Research Paper 44, March 2012
The Staggering Rise of the South?
This paper argues that the unprecedented acceleration of growth in the developing world in the new millennium in comparison with advanced economies is due not so much to improvements in underlying fundamentals as to exceptionally favourable global economic conditions, shaped mainly by unsustainable policies in advanced economies. The only developing economy which has had a major impact on global conditions, notably on commodity prices, is China. However, growth in China has been driven first by a rapid expansion of exports to advanced economies and more recently, after the global crisis, by an investment boom, neither of which is replicable or sustainable over the longer term. To maintain a rapid growth, export-led Asian economies need to reduce their dependence on foreign markets. For Latin American and African commodity exporters, gaining greater autonomy and achieving rapid and stable growth depend on their success in reducing reliance on capital flows and commodity earnings – the two key determinants of their growth which are largely beyond national control.

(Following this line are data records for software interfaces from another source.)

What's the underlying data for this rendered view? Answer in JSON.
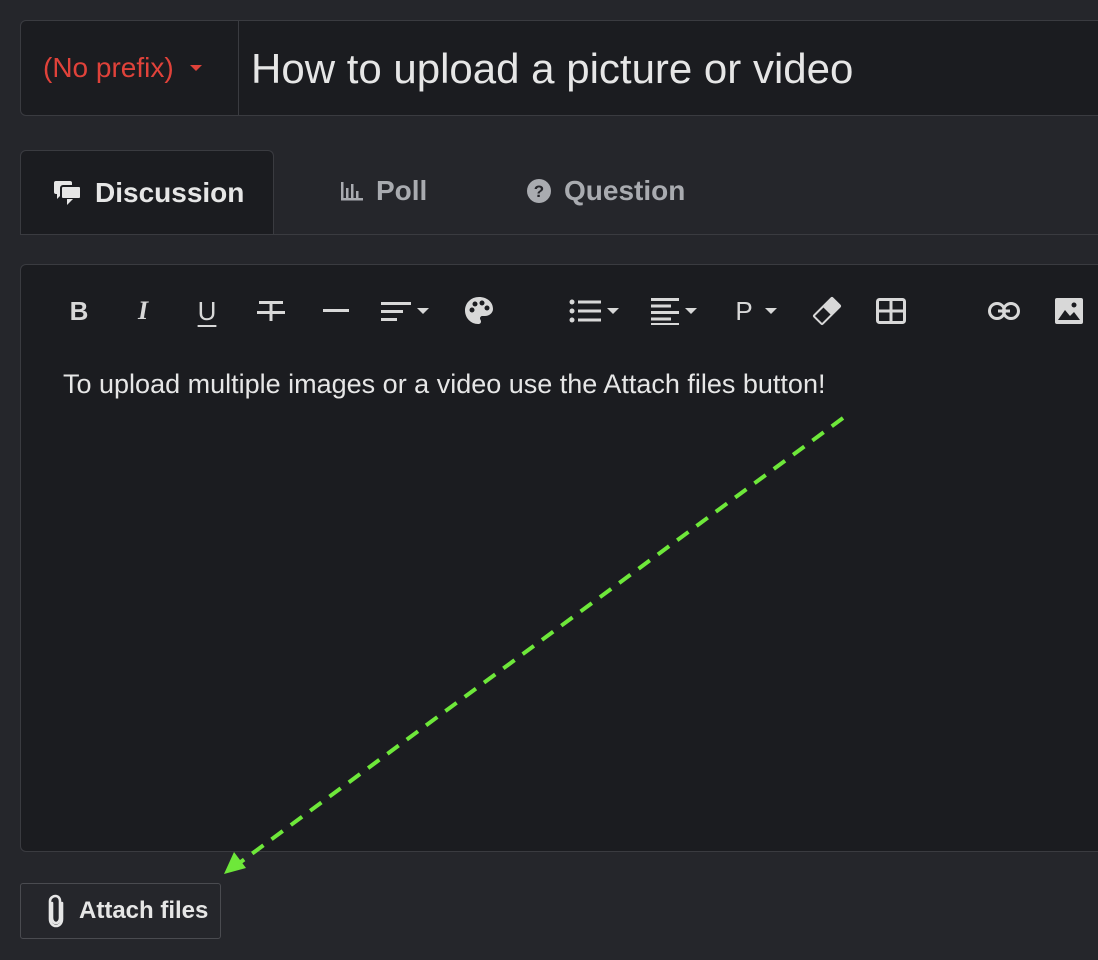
{
  "title_row": {
    "prefix_label": "(No prefix)",
    "title_value": "How to upload a picture or video"
  },
  "tabs": [
    {
      "label": "Discussion",
      "icon": "comments-icon",
      "active": true
    },
    {
      "label": "Poll",
      "icon": "bar-chart-icon",
      "active": false
    },
    {
      "label": "Question",
      "icon": "question-circle-icon",
      "active": false
    }
  ],
  "toolbar": {
    "bold": "B",
    "italic": "I",
    "underline": "U",
    "paragraph_format": "P",
    "buttons": [
      "bold-icon",
      "italic-icon",
      "underline-icon",
      "strikethrough-icon",
      "horizontal-line-icon",
      "inline-align-icon",
      "palette-icon",
      "list-icon",
      "align-icon",
      "paragraph-format-icon",
      "eraser-icon",
      "table-icon",
      "link-icon",
      "image-icon"
    ]
  },
  "editor": {
    "body_text": "To upload multiple images or a video use the Attach files button!"
  },
  "attach": {
    "label": "Attach files",
    "icon": "paperclip-icon"
  },
  "colors": {
    "background": "#25262b",
    "panel": "#1b1c20",
    "prefix_red": "#e0423a",
    "arrow_green": "#6ee83a"
  }
}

This article was tagged: Balance of Payments (BOP), Bretton Woods Institutions (BWIs), Capital Flows, Commodities, Debt Sustainability, International Monetary Fund (IMF), Least Developed Countries (LDCs), Public Debt, World Trade Organization (WTO)